» **WHAT YOU HAVE TO DO**: Wherever "true" turns up in the entries, copy out the line that holds it.

» **THE INPUT**:

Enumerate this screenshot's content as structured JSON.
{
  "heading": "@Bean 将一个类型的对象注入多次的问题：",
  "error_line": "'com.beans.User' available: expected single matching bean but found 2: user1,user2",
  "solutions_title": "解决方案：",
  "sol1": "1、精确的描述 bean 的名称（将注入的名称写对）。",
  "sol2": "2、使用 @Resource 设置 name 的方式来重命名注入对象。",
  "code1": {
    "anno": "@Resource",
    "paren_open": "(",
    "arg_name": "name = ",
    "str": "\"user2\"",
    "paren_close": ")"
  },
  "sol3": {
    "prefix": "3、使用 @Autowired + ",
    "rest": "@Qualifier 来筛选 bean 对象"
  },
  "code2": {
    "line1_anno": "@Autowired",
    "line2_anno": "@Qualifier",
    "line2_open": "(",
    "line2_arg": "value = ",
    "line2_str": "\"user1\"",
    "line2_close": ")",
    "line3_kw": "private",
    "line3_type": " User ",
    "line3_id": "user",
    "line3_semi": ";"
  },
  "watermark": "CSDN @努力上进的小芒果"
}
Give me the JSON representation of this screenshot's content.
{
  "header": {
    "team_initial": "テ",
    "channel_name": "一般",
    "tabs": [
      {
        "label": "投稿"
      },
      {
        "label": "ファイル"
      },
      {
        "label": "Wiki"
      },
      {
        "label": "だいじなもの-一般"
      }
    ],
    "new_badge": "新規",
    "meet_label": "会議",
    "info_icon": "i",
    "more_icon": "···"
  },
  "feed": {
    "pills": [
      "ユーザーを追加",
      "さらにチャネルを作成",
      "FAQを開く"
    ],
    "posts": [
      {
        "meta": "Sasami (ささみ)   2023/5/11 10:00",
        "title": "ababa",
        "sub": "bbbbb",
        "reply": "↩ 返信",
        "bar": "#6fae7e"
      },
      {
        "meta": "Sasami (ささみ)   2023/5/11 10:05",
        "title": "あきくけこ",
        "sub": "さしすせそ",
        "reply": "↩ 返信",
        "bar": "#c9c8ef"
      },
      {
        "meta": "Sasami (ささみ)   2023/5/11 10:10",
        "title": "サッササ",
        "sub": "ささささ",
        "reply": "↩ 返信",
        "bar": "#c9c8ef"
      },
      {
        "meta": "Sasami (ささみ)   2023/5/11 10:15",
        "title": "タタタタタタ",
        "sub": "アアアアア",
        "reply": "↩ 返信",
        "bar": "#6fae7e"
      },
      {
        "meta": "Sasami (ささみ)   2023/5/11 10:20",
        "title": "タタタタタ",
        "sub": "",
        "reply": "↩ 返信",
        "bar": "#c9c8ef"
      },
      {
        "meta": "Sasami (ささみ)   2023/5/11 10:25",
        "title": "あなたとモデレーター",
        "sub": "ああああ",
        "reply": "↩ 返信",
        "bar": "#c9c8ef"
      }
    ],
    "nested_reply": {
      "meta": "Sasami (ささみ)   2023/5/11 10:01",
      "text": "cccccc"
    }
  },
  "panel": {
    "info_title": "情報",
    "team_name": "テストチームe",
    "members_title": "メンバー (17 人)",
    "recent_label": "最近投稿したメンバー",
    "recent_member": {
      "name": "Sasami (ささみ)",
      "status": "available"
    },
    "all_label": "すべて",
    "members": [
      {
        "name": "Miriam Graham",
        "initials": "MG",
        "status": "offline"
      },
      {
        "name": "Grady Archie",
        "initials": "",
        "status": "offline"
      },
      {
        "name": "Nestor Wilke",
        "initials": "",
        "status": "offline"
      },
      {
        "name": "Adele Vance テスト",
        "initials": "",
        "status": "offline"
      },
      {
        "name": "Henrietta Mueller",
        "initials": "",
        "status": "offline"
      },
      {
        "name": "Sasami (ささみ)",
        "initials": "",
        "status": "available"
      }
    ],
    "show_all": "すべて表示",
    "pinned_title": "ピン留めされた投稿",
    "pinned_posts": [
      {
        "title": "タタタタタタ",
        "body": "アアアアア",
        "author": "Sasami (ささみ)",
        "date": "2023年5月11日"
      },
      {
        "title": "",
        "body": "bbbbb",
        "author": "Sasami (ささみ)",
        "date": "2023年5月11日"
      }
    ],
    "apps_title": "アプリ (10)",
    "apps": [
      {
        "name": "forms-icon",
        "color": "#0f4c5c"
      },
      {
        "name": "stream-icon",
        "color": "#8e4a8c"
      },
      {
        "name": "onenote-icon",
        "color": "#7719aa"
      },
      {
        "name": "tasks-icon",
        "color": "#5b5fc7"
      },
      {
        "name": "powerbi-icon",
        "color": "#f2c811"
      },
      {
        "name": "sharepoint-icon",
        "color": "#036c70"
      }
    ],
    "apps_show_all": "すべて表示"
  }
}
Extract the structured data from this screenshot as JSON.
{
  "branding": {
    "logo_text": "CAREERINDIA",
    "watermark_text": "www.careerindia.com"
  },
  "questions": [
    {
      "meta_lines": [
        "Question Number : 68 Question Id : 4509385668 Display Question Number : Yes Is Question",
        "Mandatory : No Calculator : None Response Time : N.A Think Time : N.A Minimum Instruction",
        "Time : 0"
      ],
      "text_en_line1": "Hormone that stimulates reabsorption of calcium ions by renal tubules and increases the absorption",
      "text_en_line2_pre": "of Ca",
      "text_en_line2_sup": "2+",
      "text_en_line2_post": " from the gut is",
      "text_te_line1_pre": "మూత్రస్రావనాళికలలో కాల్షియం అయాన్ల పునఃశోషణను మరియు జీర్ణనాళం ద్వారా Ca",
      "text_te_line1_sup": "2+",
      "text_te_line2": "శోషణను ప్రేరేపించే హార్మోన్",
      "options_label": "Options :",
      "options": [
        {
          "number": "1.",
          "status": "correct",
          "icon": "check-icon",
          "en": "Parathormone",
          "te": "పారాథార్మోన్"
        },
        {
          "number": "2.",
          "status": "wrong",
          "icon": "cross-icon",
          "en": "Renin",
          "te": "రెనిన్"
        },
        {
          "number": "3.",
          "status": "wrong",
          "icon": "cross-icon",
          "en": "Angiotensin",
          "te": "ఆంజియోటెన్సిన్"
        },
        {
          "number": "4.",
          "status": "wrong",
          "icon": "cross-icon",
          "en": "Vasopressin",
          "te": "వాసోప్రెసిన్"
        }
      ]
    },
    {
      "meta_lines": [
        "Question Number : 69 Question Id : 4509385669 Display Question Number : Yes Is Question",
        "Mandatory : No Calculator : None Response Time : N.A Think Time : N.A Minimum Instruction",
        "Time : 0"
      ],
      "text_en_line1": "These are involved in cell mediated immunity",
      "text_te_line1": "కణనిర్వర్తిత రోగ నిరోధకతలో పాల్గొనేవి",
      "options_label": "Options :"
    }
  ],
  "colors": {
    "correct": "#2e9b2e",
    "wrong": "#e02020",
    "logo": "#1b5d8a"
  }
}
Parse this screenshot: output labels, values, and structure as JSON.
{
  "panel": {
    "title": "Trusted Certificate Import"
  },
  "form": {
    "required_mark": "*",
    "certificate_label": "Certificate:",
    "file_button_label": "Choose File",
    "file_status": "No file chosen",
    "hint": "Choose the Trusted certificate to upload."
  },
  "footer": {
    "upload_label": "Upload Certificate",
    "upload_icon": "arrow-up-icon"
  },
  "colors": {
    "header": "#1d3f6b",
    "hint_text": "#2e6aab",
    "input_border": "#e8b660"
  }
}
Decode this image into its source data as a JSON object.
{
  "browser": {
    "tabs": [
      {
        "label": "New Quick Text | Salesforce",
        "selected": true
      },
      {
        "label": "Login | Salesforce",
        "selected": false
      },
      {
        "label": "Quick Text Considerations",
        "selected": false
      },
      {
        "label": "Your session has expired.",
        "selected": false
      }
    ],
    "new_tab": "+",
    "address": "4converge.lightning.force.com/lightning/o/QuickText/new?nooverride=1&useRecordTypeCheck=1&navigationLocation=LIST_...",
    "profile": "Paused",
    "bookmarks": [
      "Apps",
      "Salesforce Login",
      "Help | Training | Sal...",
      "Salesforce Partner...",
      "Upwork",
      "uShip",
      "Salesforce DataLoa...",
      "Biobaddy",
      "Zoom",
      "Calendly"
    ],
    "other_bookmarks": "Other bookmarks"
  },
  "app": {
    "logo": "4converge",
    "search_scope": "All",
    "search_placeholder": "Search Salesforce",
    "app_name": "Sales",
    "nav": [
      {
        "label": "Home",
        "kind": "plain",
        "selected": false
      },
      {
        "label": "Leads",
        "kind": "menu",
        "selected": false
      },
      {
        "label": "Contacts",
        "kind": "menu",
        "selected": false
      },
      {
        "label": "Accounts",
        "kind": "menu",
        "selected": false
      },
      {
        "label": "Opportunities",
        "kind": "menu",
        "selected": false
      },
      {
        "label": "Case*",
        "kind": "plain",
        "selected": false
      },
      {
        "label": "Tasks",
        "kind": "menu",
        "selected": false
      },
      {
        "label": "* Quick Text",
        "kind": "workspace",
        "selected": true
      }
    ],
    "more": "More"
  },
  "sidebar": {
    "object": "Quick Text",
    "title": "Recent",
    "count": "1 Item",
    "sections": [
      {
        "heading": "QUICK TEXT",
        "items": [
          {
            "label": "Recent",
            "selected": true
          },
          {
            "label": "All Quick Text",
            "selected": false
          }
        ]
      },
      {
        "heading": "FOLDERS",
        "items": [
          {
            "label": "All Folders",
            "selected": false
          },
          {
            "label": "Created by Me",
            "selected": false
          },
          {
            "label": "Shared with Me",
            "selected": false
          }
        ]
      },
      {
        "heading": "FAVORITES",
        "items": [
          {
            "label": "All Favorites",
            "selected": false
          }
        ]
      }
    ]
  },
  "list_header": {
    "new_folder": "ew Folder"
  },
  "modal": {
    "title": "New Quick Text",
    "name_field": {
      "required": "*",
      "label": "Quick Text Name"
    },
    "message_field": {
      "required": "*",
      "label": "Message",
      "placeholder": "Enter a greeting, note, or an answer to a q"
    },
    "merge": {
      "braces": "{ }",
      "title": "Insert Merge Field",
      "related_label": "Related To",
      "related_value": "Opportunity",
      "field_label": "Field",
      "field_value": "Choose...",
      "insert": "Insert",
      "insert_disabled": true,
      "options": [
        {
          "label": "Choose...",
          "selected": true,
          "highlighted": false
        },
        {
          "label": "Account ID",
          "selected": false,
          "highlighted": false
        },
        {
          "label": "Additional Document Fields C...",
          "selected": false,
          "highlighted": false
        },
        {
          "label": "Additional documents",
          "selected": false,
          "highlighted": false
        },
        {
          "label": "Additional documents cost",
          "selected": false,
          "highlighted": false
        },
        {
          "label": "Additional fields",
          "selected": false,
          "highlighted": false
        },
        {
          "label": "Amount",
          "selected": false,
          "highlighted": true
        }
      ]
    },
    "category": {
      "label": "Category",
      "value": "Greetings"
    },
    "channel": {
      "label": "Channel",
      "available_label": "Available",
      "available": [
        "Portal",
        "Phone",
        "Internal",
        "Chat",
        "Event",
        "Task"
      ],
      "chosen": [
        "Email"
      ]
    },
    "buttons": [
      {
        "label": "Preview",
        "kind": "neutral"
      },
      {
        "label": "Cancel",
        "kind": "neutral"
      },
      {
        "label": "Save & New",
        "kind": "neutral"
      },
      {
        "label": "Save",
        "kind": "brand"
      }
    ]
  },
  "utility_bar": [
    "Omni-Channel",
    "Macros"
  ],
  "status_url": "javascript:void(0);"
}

» **REPLY TO THE TASK**:
        "selected": true
        "selected": true
            "selected": true
      "insert_disabled": true,
          "selected": true,
          "highlighted": true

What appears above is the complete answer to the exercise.